Sex differences in the association between diabetes and risk of cardiovascular disease, cancer, and all-cause and cause-specific mortality: A systematic review and meta-analysis of 5,162,654 participants
journal contributionposted on 2019-01-01, 00:00 authored by Y Wang, Adrienne O'NeilAdrienne O'Neil, Y Jiao, L Wang, J Huang, Y Lan, Y Zhu, C Yu

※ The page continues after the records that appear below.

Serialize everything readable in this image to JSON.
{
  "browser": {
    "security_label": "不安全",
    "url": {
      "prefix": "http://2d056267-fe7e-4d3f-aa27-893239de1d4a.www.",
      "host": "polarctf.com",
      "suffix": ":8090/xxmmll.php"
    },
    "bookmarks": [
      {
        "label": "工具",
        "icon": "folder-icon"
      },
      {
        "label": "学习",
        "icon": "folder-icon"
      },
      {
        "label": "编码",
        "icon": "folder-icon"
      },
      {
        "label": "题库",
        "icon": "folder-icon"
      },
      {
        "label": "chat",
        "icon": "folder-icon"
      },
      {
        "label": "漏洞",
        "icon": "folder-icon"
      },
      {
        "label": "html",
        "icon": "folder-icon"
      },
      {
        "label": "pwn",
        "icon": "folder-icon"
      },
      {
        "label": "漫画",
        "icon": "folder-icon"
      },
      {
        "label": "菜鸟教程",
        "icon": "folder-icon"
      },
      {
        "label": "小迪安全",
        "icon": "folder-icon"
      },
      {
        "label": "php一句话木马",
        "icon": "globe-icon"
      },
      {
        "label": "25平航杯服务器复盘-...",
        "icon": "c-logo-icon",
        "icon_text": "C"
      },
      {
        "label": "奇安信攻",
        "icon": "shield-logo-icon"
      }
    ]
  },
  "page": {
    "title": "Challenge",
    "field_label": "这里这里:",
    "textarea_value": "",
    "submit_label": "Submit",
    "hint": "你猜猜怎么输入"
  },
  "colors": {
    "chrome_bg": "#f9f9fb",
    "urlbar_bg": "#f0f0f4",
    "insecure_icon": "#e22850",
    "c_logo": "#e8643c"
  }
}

Background: Studies have suggested sex differences in the mortality rate associated with diabetes. We conducted a meta-analysis to estimate the relative effect of diabetes on the risk of all-cause, cancer, cardiovascular disease (CVD), infectious disease, and respiratory disease mortality in women compared with men. Methods: Studies published from their inception to April 1, 2018, identified through a systematic search of PubMed and EMBASE and review of references. We used the sex-specific RRs to derive the women-to-men ratio of RRs (RRR) and 95% CIs from each study. Subsequently, the RRR for each outcome was pooled with random-effects meta-analysis weighted by the inverse of the variances of the log RRRs. Results: Forty-nine studies with 86 prospective cohorts met the inclusion criteria and were eligible for analysis. The pooled women-to-men RRR showed a 13% greater risk of all-cause mortality associated with diabetes in women than in men (RRR 1.13, 95% CI 1.07 to 1.19; P < 0.001). The pooled multiple-adjusted RRR indicated a 30% significantly greater excess risk of CVD mortality in women with diabetes compared with men (RRR 1.30, 95% CI 1.13 to 1.49; P < 0.001). Compared with men with diabetes, women with diabetes had a 58% greater risk of coronary heart disease (CHD) mortality, but only an 8% greater risk of stroke mortality (RRRCHD 1.58, 95% CI 1.32 to 1.90; P < 0.001; RRRstroke 1.08, 95% CI 1.01 to 1.15; P < 0.001). However, no sex differences were observed in pooled results of populations with or without diabetes for all-cancer (RRR 1.02, 95% CI 0.98 to 1.06; P = 0.21), infectious (RRR 1.13, 95% CI 0.90 to 1.38; P = 0.33), and respiratory mortality (RRR 1.08, 95% CI 0.95 to 1.23; P = 0.26). Conclusions: Compared with men with the same condition, women with diabetes have a 58% and 13% greater risk of CHD and all-cause mortality, respectively, although there was a significant heterogeneity between studies. This points to an urgent need to develop sex- and gender-specific risk assessment strategies and therapeutic interventions that target diabetes management in the context of CHD prevention.